…change is always scary. But then I thought of you guys, and I wasn’t so scared. Abed, when you brought this group together, you changed our lives. But then we changed each other. And we’re gonna keep changing in unexpected ways. And we’re still gonna be friends, even if we don’t all become professors at Greendale, or open a restaurant together, or move into the same apartment building after Pierce dies. And even if we go somewhere, we’re not going anywhere…
Jeff Winger as imagined by Abed Nadir (Joel McHale)
I was trying to hang on to this moment because I was so afraid of the future… but then I realized: all of this was once the future, and it was completely different from what I’d known before. And it was happening so fast. But in the end- or in the now, I guess- it turned out great.
Abed Nadir (Danny Pudi)
The timeline feels a bit dark, and it’s not because the first post-Dan Harmon episode of Community was as disheartening as many TV critics had led me to believe it would be. (It wasn’t.) It’s because so many of those critics who’ve been singing Community‘s praises the past 3 seasons now seem so eager to dump dirt in the show’s open grave and call it a headless zombie. Even the critics who bestowed lukewarm praise on the first few episodes of Season 4 are moaning that it’s still “not the same show.”
Now I’m no professional TV critic, but I’m no doe-eyed optimist, either. And I have this theory: If the post-Harmon Community detractors hadn’t read the news that Dan Harmon got fired, they would’ve had no idea Harmon was fired based on the season 4 premiere alone.
Sure, there’s no way I could prove what would’ve happened in such a timeline. But could any die-hard Community viewer really tell me with a straight face that “History 101” wasn’t Harmon-esque? (Or, perhaps more importantly, Community-esque?) For heck’s sake, it had Abed retreating into fantasy worlds within fantasy worlds!
I just have an awful hard time believing that Dan Harmon wouldn’t be proud of “Greendale Babies.” (Or the wishing fountain, or Jeff & the Dean’s tango, or Blind/Blonde.) That is, if he’s not still bitter about the whole Community thing. Of course I wouldn’t blame him if he were still bitter. A lot of those saddened TV critics, however, seem to be holding onto some odd grudge against Community for continuing without Harmon.
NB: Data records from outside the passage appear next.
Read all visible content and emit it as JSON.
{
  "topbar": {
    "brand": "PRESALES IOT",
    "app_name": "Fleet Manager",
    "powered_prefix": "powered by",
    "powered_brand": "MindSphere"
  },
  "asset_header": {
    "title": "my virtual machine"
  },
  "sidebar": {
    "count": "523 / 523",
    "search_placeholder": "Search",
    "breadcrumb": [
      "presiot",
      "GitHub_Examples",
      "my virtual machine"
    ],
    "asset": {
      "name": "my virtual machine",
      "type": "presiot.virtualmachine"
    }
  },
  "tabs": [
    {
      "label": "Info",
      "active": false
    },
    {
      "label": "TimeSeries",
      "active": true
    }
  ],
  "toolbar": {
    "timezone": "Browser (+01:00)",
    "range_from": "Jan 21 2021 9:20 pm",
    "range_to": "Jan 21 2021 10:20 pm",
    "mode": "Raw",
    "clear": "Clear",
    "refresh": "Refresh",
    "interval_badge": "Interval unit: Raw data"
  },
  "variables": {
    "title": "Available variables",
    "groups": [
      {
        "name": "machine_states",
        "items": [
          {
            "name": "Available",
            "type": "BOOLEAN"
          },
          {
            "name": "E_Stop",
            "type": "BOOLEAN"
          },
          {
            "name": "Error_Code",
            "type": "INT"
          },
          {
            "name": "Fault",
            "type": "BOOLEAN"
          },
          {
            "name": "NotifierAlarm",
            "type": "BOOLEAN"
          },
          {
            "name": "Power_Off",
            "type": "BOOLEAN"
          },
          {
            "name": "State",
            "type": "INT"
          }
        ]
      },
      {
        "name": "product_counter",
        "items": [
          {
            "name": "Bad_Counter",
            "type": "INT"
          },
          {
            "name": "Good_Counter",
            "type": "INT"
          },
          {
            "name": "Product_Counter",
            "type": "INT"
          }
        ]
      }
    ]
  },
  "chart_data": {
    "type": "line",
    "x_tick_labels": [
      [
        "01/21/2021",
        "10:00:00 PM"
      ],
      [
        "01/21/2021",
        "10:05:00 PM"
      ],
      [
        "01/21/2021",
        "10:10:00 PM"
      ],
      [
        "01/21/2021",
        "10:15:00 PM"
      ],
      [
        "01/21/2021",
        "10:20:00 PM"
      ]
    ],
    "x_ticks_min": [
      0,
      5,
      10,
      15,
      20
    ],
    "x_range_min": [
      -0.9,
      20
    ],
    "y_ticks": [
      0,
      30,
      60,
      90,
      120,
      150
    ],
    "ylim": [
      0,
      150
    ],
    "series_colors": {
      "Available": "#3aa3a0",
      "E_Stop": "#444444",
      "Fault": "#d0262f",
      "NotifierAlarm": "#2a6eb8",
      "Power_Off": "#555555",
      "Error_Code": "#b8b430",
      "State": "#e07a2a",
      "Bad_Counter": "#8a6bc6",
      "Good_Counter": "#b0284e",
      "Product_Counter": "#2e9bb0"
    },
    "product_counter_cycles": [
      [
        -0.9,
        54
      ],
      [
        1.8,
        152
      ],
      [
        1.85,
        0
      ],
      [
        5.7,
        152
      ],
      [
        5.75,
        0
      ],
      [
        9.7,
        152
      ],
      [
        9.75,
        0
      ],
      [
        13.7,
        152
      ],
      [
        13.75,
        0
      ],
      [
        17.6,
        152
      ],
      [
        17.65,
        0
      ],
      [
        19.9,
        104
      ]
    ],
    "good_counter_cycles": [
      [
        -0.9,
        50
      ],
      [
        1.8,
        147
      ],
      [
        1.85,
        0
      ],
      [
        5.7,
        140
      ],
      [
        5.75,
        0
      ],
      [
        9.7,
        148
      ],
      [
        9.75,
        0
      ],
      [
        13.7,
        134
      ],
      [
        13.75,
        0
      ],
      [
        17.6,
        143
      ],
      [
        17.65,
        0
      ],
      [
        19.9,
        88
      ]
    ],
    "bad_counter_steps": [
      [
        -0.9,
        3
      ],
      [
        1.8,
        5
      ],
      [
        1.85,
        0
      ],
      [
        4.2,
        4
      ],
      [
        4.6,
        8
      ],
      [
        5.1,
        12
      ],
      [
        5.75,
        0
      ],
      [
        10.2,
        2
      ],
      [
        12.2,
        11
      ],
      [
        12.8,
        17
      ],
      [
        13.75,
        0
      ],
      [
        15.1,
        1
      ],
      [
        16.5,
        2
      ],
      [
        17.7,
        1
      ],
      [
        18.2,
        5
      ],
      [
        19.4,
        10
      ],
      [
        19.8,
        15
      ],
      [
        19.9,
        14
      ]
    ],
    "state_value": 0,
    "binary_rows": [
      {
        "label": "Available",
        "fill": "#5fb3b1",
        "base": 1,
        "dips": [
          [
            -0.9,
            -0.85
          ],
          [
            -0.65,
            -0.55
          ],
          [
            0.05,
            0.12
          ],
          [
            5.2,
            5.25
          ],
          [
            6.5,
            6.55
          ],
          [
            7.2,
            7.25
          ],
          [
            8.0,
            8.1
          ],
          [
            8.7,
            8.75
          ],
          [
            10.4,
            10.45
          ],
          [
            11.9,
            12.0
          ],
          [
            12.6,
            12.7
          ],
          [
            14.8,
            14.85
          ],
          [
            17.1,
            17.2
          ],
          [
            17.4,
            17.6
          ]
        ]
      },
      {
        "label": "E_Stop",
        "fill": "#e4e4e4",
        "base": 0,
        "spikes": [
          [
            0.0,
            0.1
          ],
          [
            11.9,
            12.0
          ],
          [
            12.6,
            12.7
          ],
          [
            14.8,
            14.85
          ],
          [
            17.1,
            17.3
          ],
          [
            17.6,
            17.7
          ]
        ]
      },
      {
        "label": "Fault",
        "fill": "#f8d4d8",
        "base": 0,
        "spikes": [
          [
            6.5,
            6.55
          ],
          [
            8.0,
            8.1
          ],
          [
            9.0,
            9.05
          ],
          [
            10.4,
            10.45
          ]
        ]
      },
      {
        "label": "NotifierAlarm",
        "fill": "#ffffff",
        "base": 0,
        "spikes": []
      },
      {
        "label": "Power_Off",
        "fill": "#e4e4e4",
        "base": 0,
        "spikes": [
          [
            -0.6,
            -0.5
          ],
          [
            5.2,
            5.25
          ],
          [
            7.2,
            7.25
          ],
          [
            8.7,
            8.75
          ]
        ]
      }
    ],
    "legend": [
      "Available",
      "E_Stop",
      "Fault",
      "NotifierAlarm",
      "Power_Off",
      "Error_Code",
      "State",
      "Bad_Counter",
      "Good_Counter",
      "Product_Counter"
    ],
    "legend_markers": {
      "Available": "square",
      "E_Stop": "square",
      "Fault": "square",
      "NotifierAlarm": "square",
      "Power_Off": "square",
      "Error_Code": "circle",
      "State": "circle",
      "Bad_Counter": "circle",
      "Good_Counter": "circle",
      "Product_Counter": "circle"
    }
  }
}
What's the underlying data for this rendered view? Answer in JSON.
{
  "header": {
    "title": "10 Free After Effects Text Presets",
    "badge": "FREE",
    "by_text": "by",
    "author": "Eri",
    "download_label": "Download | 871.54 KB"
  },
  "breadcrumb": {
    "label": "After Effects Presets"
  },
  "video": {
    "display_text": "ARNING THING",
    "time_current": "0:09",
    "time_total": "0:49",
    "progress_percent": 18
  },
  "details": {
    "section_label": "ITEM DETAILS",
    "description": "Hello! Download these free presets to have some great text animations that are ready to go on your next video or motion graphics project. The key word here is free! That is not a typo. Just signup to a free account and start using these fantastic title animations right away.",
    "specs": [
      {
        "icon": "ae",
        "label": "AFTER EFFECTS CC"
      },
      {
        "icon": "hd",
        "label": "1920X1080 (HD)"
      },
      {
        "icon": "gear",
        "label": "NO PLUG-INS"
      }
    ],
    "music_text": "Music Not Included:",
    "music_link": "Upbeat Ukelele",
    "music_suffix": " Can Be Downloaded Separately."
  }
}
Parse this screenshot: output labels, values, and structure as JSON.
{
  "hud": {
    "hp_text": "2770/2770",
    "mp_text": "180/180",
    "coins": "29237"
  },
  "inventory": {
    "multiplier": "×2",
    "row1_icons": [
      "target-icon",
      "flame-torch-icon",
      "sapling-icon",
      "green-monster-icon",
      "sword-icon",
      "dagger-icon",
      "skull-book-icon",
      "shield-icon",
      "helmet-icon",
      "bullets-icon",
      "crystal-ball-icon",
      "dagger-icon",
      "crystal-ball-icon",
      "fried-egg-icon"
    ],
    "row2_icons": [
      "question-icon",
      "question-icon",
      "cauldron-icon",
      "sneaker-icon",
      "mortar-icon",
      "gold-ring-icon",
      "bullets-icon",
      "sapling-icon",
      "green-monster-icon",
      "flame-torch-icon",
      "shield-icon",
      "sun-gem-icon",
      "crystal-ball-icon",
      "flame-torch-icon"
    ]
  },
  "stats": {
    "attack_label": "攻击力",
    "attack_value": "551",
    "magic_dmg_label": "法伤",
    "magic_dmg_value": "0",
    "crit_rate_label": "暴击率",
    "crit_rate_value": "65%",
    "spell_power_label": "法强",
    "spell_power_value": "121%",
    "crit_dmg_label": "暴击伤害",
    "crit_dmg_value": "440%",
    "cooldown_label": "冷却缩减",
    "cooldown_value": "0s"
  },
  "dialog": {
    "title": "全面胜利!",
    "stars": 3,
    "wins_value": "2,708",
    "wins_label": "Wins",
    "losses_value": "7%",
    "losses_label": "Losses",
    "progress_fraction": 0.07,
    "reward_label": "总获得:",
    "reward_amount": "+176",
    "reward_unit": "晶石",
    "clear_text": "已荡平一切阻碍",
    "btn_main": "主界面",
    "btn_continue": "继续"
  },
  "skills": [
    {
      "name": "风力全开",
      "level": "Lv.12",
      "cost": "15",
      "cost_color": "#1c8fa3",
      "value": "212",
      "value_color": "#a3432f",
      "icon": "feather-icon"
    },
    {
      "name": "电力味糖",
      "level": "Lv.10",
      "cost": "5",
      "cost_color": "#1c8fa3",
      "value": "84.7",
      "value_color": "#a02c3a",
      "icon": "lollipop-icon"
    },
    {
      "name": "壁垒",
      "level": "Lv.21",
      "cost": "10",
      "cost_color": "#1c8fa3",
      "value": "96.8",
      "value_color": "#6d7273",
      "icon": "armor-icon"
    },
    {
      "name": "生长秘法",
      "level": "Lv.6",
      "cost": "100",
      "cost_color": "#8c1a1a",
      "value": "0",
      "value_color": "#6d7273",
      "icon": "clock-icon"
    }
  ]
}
And as a result, they’re looking a lot like Abed, retreating into a fantasy world where Community starts sucking, because maybe that’s the narrative they’d prefer to believe.
Then again, that could very well be the narrative I’d prefer they prefer to believe. But I’ve watched “History 101” twice now, and I’ll probably watch it once or twice more before the next episode of post-Harmon Community. It’s that good.